A treadmill desk can do a lot for your health. But only if you have access to it.
That’s the main lesson I take away from a new study published this week in Journal of Occupational and Environmental Medicine. Office workers shared treadmill desks for 12 weeks. They each only averaged 45 minutes a day on their shared treadmill desks.
That wasn’t enough to make fat people skinny. So some observers have said this shows that treadmill desks are useless.
I’ve come a long way since I got a treadmill desk a year ago: Maybe 250 miles while working at my computer.
I‘ve burned about 25,000 calories, lost about an inch around the waist and dropped eight pounds. In the process, I’ve learned a lot about how to use a treadmill desk. Continue reading How to Use a Treadmill Desk
Mike Esco learned the hard way what “readiness” means for an athlete.
A bodybuilder, Esco was making a transition to power lifting and wanted to compete. Feeling confident one day, he hit the gym so hard that he badly injured his back. The experience launched him on quest for an objective test that can predict how well an apparently healthy athlete will perform on a given day.
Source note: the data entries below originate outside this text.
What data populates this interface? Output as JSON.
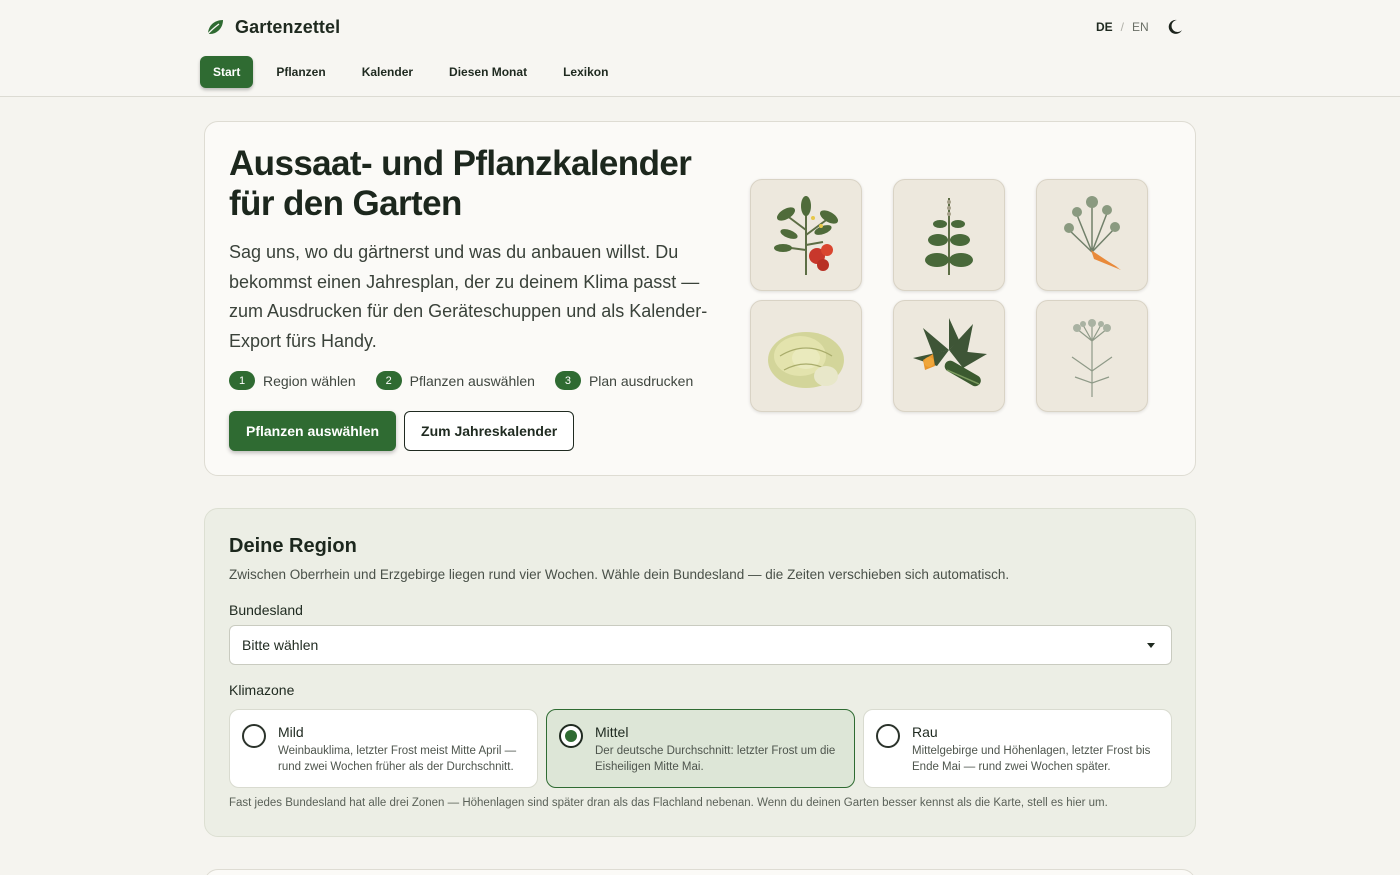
{
  "header": {
    "brand": "Gartenzettel",
    "lang_active": "DE",
    "lang_sep": "/",
    "lang_other": "EN",
    "nav": [
      {
        "label": "Start"
      },
      {
        "label": "Pflanzen"
      },
      {
        "label": "Kalender"
      },
      {
        "label": "Diesen Monat"
      },
      {
        "label": "Lexikon"
      }
    ],
    "nav_active": "Start"
  },
  "hero": {
    "title": "Aussaat- und Pflanzkalender für den Garten",
    "lead": "Sag uns, wo du gärtnerst und was du anbauen willst. Du bekommst einen Jahresplan, der zu deinem Klima passt — zum Ausdrucken für den Geräteschuppen und als Kalender-Export fürs Handy.",
    "steps": [
      {
        "num": "1",
        "label": "Region wählen"
      },
      {
        "num": "2",
        "label": "Pflanzen auswählen"
      },
      {
        "num": "3",
        "label": "Plan ausdrucken"
      }
    ],
    "primary_button": "Pflanzen auswählen",
    "secondary_button": "Zum Jahreskalender",
    "illustrations": [
      "tomato-plant",
      "basil-plant",
      "carrot-plant",
      "lettuce",
      "zucchini-plant",
      "dill-plant"
    ]
  },
  "region": {
    "title": "Deine Region",
    "description": "Zwischen Oberrhein und Erzgebirge liegen rund vier Wochen. Wähle dein Bundesland — die Zeiten verschieben sich automatisch.",
    "state_label": "Bundesland",
    "state_value": "Bitte wählen",
    "zone_label": "Klimazone",
    "zones": [
      {
        "title": "Mild",
        "desc": "Weinbauklima, letzter Frost meist Mitte April — rund zwei Wochen früher als der Durchschnitt.",
        "selected": false
      },
      {
        "title": "Mittel",
        "desc": "Der deutsche Durchschnitt: letzter Frost um die Eisheiligen Mitte Mai.",
        "selected": true
      },
      {
        "title": "Rau",
        "desc": "Mittelgebirge und Höhenlagen, letzter Frost bis Ende Mai — rund zwei Wochen später.",
        "selected": false
      }
    ],
    "hint": "Fast jedes Bundesland hat alle drei Zonen — Höhenlagen sind später dran als das Flachland nebenan. Wenn du deinen Garten besser kennst als die Karte, stell es hier um."
  },
  "colors": {
    "accent": "#2f6b32",
    "background": "#f5f4ef",
    "region_bg": "#eceee5"
  }
}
After several years and doctorate in exercise physiology, he may have found it: a heart rate variability test. Continue reading A Heart Rate Variability Test Predicts Performance
Should you exercise with a cold? If you work out regularly, you’re bound to run up against this question sooner or later.
On one hand, everyone knows that you’re supposed to rest when you’re sick. On the other hand, some colds drag out for a week or more. Refraining from exercise all that time can mean lost fitness. Or it could force you to miss an important competition.
Fortunately, scientists have an answer. Continue reading Should You Exercise with a Cold?